I’ve written a part two to this tutorial that you might be interested in. It covers initialization and form validation: https://upmostly.com/tutorials/form-validation-using-custom-react-hooks/

Kevin says:

Terrific write-up and much appreciated. Was successful at getting it to work. However, React generates the following: “Warning: A component is changing an uncontrolled input of type email to be controlled. Input elements should not switch from uncontrolled to controlled (or vice versa). Decide between using a controlled or uncontrolled input element for the lifetime of the component. ” How can that warning be addressed? Again, nice work and thanks!

m says:

Great tutorial!!
Thank you.
i got it working with a graphql POST for the submit. your code worked perfectly! very well done.

James King says:

Great to hear! I’d love to see it working with GraphQL.

Tobias Haugen says:

Very nice and easy to follow article which gave me a better idea on how and when to use hooks. Many thanks to you, sir!

James King says:

You’re very welcome, Tobias. I’m glad you enjoyed it.

Mark says:

This is great. I have it running on one of my sites, and am so glad for the timely and useful hooks information. Thank you.

One bit, where would we put code to update a div on the form with an “update successful message”. It would be in the handleSubmit(), i am guessing, but how does that code communicate with the div in the form (or parent page) itself?

Thanks again,
m

Stephen says:

@James, the link to your second article on init and validation is not working at the moment.

James King says:

Hi Stephen,

Thanks for the heads up! I’ve checked all of the links and they seem to be working now.

Cristihan A. says:

I came up with the following solution, i think its a little bit cleaner!

import { useState } from ‘react’;

const useForm = inputNames => {
const [values, setValues] = useState(inputNames);

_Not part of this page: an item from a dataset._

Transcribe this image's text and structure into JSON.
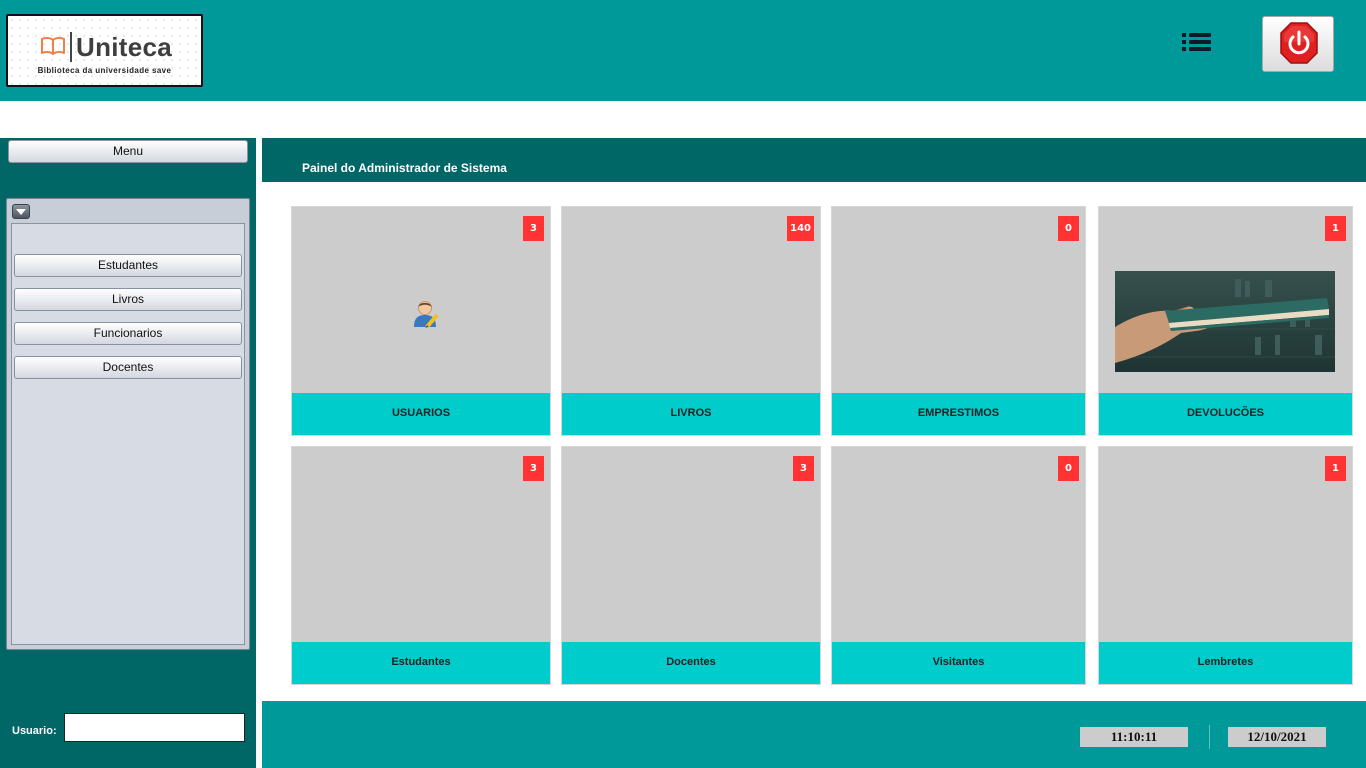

const onChangeHandler = e => {
const { name, value } = e.target;
setValues({ …values, [name]: value });
};

return {
onChangeHandler,
values,
};
};

export default useForm;